Intense Millennium Records reissued both Human Sacrifice and Once Dead albums with new artwork on November 9, 2010.
- "Human Sacrifice" (2:36)
- "Burn" (3:59)
- "Mulligan Stew" (3:02)
- "Receive Him" (0:06)
- "I Love Hating Evil" (3:26)
- "Fatal Delay" (3:13)
- "White Throne" (3:06)
- "Salvation" (0:17)
- "From the Dead" (4:34)
- "Ascension" (5:25)
- "He is God" (0:53)
- "Fill this Place with Blood" (2:39)
- "Beheaded" (3:10)
- Roger Martinez – vocals
- Larry Farkas – lead guitar
- Doug Thieme – rhythm guitar
- Roger Dale Martin – bass
- Glenn Mancaruso – drums
- Caesar Kalinowski – producer
- Ron Goudie – mixing
- Dave Hackbarth – engineering
- Robert Feist – engineering
- Jason Brown – engineering
- Atticus Farlow – art direction
- Farlow Lark – art direction
- Ruby Michael – photography
- Christopher Keene – cover art, make up, special
- Glenn Rogers – additional writing
- "Review: Human Sacrifice/Once Dead - Vengeance Rising". Cross Rhythms. February 1, 1999. Retrieved September 14, 2016.
- "Review | VENGEANCE RISING - Human Sacrifice". Powermetal.De. March 15, 2001. Retrieved September 14, 2016.
- Van Pelt, Doug (November 1988). "Metal Reviews / Human Sacrifice". CCM Magazine. 11 (5): 35–36. ISSN 1524-7848.
- Long, Jim (March 1989). "Expressions / Human Sacrifice". Campus Life. 47 (8): 99. ISSN 0008-2538.
- Torreano, Bradley (April 30, 2005). "Vengeance Rising". AllMusic. Retrieved September 9, 2007.
- Caughey, Dave (September 1990). "Vengeance Rising - Once Dead". Cross Rhythms (3).
- "Top 100 Christian metal albums of all time". HM Magazine. Noise Creep. Retrieved July 17, 2010.
- Ramsey, Chris; Harrar, James (1989). "Interview: Vengeance". Cornerstone. 17 (88): 33–34. ISSN 0275-2743.
- Van Pelt, Doug (February 1989). "Mosh for the Master". CCM Magazine. 11 (8): 20–21. ISSN 1524-7848.
- Cranson, David (April 30, 2005). "My Vengeance Rising - Human Sacrifice / Once Dead". Encyclopedia of things. Open Publishing.

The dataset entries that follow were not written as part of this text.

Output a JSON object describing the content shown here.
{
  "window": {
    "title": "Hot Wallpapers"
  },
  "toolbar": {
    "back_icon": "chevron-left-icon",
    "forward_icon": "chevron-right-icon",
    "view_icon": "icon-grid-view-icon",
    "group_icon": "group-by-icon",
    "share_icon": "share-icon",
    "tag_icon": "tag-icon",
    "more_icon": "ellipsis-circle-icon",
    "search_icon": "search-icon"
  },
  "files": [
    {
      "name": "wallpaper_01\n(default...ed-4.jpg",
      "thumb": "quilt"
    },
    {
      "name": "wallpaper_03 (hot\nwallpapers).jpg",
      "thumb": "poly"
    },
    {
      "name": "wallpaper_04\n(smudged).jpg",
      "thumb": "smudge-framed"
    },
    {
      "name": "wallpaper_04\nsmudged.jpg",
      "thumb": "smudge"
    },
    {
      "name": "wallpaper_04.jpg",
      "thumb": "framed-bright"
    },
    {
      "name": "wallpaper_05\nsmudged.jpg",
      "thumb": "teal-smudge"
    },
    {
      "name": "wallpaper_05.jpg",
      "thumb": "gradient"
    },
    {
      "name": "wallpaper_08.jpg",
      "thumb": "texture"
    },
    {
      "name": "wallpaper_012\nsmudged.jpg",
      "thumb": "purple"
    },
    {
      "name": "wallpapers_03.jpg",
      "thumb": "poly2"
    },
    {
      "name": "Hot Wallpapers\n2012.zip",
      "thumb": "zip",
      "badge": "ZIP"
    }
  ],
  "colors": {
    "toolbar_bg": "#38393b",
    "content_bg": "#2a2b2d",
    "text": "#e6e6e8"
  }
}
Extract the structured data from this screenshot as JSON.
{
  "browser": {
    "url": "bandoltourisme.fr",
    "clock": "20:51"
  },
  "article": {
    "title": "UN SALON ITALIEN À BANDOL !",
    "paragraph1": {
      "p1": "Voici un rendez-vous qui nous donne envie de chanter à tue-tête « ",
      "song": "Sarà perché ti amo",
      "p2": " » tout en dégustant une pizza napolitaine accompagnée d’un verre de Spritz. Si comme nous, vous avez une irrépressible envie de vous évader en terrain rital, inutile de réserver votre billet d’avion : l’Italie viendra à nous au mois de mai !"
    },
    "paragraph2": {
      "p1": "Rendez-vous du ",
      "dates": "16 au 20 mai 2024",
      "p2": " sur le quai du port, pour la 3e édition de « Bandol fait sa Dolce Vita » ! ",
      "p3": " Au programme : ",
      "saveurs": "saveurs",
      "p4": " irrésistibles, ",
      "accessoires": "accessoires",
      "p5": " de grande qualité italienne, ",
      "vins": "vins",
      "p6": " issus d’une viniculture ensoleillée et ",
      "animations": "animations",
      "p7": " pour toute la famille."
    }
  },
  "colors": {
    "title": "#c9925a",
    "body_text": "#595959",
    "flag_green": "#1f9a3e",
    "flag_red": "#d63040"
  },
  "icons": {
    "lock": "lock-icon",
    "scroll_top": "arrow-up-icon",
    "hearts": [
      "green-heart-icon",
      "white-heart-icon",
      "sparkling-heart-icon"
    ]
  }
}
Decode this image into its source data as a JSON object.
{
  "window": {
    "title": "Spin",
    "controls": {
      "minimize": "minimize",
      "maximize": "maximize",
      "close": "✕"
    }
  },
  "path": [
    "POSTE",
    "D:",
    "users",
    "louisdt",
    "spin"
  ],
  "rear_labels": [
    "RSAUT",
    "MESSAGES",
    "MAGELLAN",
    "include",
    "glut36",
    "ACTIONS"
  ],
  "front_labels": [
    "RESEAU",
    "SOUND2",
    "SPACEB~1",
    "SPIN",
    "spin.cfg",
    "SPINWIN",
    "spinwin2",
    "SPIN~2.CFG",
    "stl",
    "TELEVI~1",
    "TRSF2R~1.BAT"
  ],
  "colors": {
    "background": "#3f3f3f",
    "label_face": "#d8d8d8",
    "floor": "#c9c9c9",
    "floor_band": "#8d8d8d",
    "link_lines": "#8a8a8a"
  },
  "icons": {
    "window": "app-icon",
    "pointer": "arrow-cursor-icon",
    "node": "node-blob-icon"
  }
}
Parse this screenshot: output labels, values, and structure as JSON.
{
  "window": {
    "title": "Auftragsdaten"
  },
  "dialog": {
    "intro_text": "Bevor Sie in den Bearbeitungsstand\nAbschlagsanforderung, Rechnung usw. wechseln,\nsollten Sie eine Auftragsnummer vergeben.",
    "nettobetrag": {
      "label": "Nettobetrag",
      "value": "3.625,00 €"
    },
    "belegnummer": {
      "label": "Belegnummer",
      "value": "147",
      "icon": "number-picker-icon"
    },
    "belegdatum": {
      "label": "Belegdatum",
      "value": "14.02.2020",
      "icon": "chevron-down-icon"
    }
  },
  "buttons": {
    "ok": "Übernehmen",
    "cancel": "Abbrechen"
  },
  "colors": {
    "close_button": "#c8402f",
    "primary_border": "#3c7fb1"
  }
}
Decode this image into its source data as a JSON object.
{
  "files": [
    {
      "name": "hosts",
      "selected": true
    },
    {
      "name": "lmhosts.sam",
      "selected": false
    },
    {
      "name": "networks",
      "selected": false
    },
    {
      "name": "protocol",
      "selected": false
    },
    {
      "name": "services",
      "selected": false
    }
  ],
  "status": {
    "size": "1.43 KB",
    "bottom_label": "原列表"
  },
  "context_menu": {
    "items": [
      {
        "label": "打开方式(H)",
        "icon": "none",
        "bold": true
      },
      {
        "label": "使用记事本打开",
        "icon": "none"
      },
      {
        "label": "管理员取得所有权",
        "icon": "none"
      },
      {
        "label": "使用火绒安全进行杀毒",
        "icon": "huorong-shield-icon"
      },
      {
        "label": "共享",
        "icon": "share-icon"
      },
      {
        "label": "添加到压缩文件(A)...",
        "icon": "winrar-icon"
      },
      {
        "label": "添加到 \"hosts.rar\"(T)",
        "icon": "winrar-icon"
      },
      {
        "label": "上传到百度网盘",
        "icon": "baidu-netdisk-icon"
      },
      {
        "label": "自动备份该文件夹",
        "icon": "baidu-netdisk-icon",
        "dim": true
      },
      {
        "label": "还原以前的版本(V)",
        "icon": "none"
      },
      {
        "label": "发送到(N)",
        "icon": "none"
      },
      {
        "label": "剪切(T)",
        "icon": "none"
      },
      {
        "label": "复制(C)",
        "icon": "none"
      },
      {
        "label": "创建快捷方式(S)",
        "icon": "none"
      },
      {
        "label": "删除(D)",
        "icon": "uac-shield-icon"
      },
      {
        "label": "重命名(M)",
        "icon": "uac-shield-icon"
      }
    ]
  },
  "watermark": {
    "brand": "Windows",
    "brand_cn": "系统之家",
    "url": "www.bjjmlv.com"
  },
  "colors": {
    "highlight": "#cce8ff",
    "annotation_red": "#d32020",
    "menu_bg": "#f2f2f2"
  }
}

Retrieved September 9, 2007.
- Van Pelt, Doug (2006). "The Revolver Record Collection". Revolver.
- "Top 100 Christian Rock Albums of All Time". HM Magazine. Open Publishing. Archived from the original on July 20, 2010. Retrieved July 17, 2010.